Ray Myers of Jacksonville, N.C., and his father, Jim, headed offshore from Atlantic Beach, N.C., early on June 1, hoping to catch some dolphin. They were doing just that — and having a good time — when a fish hit and one of their reels began to scream. They immediately assumed it was something other than a dolphin, and when it didn’t jump, they hoped it was a big wahoo and not a billfish.

It was — and what a wahoo: 102 pounds, 74 inches long and 34 inches in girth.  

"We got an early start and ran to the Big Rock in our 23-foot Sea Hunt Ultra and began trolling," Ray Myers said. "We had out several lines on smaller outfits, and I put out one larger outfit with a black and red Hoo-Da-Bomb (with) a cigar minnow rigged into it. We had caught a couple of fish when we had a hit that missed on one of the other lines. Almost immediately, something hit the big rod and had the Okuma Solterra 50 Wide screaming.
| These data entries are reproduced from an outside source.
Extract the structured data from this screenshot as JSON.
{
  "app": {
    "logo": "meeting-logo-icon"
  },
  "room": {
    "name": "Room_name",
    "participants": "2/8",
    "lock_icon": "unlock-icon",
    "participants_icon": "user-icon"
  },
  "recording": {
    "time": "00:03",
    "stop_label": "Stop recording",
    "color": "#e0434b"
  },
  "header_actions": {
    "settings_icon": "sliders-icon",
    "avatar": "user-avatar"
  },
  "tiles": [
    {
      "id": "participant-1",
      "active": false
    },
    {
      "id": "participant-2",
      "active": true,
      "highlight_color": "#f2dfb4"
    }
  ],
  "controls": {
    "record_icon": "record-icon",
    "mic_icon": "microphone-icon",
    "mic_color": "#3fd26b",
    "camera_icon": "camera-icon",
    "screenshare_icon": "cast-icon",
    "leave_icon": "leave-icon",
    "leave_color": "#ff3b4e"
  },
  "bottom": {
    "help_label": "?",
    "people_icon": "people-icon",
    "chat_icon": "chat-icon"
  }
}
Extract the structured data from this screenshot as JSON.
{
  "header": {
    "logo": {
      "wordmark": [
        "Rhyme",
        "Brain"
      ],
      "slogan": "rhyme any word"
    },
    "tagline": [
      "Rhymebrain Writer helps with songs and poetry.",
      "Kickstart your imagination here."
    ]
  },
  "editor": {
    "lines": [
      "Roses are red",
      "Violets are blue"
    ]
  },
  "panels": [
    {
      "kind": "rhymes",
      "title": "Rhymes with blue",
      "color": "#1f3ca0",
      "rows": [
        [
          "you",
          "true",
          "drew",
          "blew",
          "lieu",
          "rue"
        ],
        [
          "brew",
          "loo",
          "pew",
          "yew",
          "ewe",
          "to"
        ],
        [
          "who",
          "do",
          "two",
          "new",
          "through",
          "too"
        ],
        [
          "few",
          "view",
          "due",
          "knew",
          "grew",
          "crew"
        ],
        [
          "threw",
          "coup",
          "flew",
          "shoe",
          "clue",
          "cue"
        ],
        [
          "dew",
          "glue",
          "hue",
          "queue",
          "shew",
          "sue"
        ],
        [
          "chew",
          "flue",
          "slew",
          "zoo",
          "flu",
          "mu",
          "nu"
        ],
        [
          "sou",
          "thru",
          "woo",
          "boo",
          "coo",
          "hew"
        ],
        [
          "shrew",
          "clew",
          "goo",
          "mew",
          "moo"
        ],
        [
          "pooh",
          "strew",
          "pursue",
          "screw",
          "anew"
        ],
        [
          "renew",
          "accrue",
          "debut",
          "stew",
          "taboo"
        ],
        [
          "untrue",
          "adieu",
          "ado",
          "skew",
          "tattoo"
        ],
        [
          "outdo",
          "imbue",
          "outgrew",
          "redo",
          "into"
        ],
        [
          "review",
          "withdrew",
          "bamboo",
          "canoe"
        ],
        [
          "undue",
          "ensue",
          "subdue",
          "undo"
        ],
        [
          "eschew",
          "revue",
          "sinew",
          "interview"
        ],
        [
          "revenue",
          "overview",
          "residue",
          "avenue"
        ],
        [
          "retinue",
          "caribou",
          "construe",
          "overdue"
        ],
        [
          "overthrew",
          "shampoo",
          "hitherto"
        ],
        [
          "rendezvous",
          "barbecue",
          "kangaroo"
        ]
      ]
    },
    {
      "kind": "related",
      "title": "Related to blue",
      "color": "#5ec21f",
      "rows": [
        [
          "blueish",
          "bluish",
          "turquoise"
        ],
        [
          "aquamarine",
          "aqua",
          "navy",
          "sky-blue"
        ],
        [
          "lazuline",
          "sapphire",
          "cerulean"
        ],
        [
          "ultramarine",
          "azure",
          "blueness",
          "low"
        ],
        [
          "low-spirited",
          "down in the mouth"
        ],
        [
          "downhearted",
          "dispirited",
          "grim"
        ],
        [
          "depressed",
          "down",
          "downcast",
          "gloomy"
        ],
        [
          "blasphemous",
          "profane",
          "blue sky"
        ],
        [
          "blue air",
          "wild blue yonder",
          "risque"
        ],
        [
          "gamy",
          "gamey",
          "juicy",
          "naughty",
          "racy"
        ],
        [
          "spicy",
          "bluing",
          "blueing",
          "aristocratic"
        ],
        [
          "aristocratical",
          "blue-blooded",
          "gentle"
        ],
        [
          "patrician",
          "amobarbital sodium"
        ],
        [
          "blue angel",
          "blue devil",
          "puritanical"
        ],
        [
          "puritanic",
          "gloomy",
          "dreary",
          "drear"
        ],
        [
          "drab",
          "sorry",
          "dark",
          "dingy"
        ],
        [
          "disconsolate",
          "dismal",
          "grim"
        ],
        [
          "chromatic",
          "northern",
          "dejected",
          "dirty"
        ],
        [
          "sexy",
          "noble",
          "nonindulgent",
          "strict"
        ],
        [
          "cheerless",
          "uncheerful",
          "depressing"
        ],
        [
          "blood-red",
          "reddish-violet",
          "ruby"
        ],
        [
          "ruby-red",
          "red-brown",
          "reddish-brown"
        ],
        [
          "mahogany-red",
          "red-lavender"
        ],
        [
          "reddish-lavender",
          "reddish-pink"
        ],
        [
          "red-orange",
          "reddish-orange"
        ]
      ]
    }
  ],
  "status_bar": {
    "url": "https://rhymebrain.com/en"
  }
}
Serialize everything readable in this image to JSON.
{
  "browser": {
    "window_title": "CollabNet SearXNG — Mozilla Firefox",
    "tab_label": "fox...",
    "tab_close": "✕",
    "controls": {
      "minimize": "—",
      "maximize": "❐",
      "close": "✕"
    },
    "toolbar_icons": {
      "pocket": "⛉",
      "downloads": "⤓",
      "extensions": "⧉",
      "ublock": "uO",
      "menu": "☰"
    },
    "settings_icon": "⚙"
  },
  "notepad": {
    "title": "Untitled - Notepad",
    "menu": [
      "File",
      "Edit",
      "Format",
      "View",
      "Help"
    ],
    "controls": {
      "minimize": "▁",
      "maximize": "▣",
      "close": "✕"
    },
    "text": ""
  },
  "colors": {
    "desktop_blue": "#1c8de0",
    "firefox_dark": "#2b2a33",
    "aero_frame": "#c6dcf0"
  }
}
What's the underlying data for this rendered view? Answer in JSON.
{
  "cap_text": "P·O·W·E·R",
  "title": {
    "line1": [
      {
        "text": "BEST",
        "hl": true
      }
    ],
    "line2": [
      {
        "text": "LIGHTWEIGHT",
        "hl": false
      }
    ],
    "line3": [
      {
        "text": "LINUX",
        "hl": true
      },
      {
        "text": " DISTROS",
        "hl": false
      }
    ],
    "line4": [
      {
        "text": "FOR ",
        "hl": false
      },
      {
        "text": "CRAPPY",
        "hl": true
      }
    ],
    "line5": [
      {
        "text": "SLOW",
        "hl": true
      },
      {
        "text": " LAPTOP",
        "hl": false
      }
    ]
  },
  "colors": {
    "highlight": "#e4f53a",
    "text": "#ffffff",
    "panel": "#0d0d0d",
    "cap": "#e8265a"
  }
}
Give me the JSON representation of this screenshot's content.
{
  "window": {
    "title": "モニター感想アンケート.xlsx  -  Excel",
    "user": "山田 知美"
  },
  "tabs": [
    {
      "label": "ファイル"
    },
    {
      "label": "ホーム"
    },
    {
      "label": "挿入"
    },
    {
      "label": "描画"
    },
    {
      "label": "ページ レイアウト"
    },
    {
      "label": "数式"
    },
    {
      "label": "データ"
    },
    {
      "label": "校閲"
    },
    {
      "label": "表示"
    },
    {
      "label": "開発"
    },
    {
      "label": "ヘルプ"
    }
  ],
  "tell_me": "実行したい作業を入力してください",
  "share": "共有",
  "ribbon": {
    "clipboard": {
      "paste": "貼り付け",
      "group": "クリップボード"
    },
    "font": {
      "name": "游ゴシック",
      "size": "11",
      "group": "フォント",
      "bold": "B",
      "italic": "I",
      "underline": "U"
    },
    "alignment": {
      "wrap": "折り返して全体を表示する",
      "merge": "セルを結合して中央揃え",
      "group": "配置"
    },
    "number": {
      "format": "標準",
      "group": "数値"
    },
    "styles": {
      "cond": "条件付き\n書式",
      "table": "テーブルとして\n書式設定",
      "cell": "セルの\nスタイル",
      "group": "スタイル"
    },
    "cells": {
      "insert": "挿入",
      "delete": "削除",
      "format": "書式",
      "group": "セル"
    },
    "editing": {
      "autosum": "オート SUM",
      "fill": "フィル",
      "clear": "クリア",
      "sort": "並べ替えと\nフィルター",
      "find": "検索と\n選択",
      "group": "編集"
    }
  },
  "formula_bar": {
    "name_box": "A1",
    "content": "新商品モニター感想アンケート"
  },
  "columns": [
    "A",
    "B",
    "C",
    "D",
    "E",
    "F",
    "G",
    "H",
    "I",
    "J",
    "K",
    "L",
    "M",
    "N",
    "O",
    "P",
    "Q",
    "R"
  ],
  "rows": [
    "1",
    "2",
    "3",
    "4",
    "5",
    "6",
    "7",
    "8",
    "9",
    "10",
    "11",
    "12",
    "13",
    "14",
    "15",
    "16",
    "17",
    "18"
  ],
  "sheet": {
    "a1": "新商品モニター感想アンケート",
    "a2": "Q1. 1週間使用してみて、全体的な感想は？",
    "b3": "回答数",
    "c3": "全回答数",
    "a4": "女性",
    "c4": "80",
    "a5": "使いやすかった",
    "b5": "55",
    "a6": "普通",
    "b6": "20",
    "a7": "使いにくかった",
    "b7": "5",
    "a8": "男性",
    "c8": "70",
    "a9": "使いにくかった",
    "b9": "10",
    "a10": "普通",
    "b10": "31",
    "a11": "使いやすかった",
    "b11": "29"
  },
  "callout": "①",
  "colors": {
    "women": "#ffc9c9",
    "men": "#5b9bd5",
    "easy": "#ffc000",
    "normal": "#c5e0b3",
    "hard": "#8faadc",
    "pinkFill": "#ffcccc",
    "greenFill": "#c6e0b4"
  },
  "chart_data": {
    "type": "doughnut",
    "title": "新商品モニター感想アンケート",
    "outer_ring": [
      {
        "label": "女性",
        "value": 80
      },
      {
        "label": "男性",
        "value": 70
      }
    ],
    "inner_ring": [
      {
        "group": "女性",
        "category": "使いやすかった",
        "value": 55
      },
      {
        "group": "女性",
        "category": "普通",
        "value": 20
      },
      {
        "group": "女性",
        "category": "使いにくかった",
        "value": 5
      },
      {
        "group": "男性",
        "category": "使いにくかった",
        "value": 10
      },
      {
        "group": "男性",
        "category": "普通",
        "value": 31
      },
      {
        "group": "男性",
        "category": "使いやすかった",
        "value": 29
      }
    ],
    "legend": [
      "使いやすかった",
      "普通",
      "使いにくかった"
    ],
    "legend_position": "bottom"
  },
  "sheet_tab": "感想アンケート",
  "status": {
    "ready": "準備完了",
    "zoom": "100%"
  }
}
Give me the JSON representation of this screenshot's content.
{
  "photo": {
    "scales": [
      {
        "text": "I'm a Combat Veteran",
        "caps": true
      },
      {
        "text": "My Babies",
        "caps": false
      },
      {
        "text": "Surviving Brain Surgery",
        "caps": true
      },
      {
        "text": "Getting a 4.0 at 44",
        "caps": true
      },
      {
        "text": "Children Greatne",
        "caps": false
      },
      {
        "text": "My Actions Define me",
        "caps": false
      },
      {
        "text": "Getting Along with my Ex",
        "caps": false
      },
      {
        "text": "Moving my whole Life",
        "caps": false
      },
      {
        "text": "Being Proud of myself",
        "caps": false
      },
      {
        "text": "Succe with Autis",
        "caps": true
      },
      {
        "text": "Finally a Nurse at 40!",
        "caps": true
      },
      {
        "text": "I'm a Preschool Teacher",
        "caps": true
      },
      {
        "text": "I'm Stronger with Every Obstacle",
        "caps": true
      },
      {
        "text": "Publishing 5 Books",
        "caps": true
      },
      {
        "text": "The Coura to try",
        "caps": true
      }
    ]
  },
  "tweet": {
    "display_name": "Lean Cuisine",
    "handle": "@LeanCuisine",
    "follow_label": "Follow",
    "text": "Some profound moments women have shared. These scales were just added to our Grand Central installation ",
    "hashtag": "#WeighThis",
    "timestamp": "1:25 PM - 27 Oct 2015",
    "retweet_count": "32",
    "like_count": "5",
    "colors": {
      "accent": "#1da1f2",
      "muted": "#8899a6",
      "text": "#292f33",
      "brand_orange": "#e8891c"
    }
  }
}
"It took an easy 300 yards, maybe 400 yards, on the first run," Ray Myers said. "I had the rod and it was fighting hard. It took about 25 minutes before we saw it down in the water for the first time, and then another five or so minutes to get it to where my dad could gaff it. It was big and strong and fought all the way to the boat."

The fight wasn't without incident, either. The wahoo got its line wrapped around the line that had been hit without a hookup. Ray Myers said his father reacted quickly, got out a knife and cut the other line off.

Finally, Ray Myers got the wahoo to the boat, and his father sunk the gaff home in the fish’s shoulder. 

"We thought it was a big fish when we saw it in the water, but it got even bigger once it was in the boat," Ray Myers said. "We just couldn't believe how big it was. It was huge.” 

Ray Myers said catching the big wahoo made them cut their fishing trip short.

"We didn't have anywhere to store it fully iced, so we fished just a little longer and then made the decision to come in and not take a chance on letting such a nice fish spoil," he said. 

The two anglers took the wahoo to Chasin’ Tails Outdoors on the Atlantic Beach causeway, where it was officially weighed and measured.

"This is the largest wahoo we have ever weighed," said Matt Lamb at Chasin’ Tails. "They didn't have a fish box or cooler long enough to store it straight, and it had bent and gotten stiff, which allowed us to weigh it. If it had been straight we couldn't have gotten it all the way off the ground. Even with it still bent, its nose was barely off the deck."